V has never been a very cuddly baby. Ever since he was a newborn he had a very clear opinion about his personal space and body contact in general. He does not like being touched, tickled, he can endure only so many hugs a day and, as parents, we have always been very respectful of this. Unless the reason for us to touch him is a necessity such as changing his diaper, measuring his temperature or removing a gigantic booger from one of his nostrils, we never insist on him accepting our physical contact. We screen him from having to kiss or hug other family members, we react on his cues when he does not want to Continue reading →
If you keep an eye on Baby Blues News on social media, you must already know that we have started a collaboration with the brand-new website Rotterdam Parents, which is a source of information and support for the community of expat (but not only) families living in the greater Rotterdam area. I’m very excited to be a regular contributor for the site, as I could not imagine a better way to be involved in creating and promoting a sense of “being at home” for people of all nationalities and walks of life who, just like me, found themselves living in this crazy rainy wonderful country.
The first piece to appear on the site is the tale of what I did on the very first day ever in which I threw in the Mama-towel and jumped a train to the city in a frantic attempt to save my mental sanity. Here is a little taste of how this story goes: Continue reading →

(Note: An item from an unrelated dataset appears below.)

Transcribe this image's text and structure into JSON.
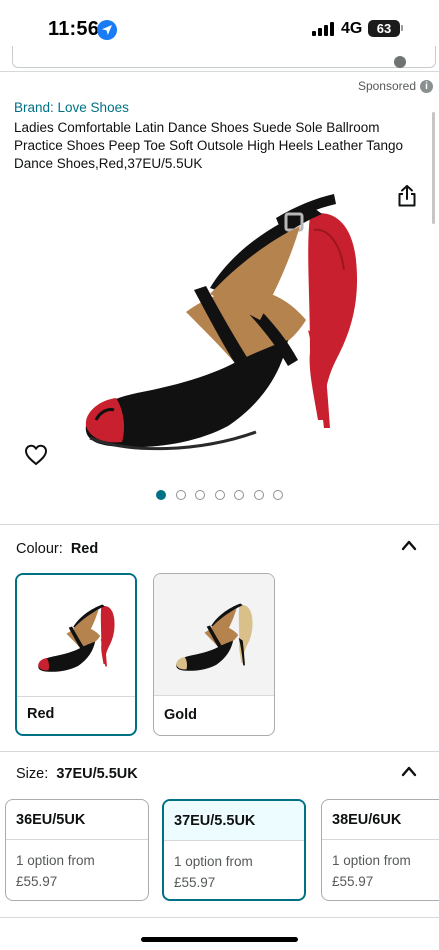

Can you imagine not seeing your best friend for two and a half years? I can. Actually, I know exactly how it feels (it sucks). But on the other hand, when after such a ridiculously long time, your friend finally comes to visit, the intensity of the joy you feel is *almost* worth the wait. And you forget about it quickly anyway cause you’re too busy catching up, laughing out loud on the balcony till the wee hours of the night. My friend stayed with us 10 days, she met my son for the first time ever, and turned out to be probably the coolest Auntie in his Harem. They climbed chairs together, stole small Continue reading →